"Speeding is what causes a third of the fatalities in Philadelphia," she said. "It is one of the most important issues."
Philadelphia Police Captain John Wilczynski, the head of the Philadelphia Police Department's Accident Investigations, agrees that speeding is one of the most common crash concerns.
"Speed is a factor in every crash," he said. "Every crash that we investigate, whether it's auto versus auto, auto versus bicycle. Speed is always a major factor and something we look into."
Stuart and other cycling advocates are now pushing Pennsylvania legislators on a plan to improve safety by targeting those speeding drivers. Advocates want approval to extend the state’s red light camera program, add photo speed enforcement, and allow local police to use radar.

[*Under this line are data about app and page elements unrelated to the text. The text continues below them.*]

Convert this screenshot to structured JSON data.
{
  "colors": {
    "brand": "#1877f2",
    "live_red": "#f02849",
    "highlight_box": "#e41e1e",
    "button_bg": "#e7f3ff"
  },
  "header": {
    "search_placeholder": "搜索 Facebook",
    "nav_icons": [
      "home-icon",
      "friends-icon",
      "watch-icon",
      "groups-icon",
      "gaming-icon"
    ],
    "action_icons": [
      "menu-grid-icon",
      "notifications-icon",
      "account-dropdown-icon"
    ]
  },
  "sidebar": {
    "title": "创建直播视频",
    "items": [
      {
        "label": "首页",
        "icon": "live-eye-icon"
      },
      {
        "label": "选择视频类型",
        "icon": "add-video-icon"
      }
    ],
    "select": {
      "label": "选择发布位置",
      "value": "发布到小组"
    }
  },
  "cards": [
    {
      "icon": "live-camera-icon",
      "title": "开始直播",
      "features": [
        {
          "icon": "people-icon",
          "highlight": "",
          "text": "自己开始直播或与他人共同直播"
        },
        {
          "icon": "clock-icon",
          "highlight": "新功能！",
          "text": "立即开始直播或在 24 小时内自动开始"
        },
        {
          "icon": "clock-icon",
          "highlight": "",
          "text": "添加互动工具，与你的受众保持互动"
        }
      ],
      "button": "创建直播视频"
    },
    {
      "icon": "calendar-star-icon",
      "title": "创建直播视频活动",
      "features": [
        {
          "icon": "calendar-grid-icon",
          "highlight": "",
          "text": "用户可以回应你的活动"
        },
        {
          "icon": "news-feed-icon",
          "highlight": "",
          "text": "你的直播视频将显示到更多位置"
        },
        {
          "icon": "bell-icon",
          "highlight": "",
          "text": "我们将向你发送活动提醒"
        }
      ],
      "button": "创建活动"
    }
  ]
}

The plan has opponents. Larry Tarr of the National Motorists Association says red light cameras and photo speed enforcement ticket even drivers who try to follow the rules. He also believes giving local police speed radar would distract them from more dangerous problems, like aggressive driving or tailgating.
"It's not about safety at all," Tarr said. "It's about money. If we give them radar they're going to be told, 'Okay, we got the radar. We paid for it. Now go out and use it.'"
Latham-Morris disagrees however and has pledged to take her push for policy change to the highest city and state leaders. She told NBC10 her son's death demonstrates the urgent need for new approaches. The hit-and-run driver who struck and killed him still hasn't been found.
"I'm asking, please come forward," she said. "You cannot bring my son back but you can make a difference in someone else's life."
The city is planning changes intended to improve cyclists' safety, including a redesign of more than a dozen street corridors that would include "protected" bike lanes that are physically separated from vehicle traffic by curbs or parked cars. Advocates acknowledge their full list of safety recommendations would likely require a Streets Department budget twice as large as the current one.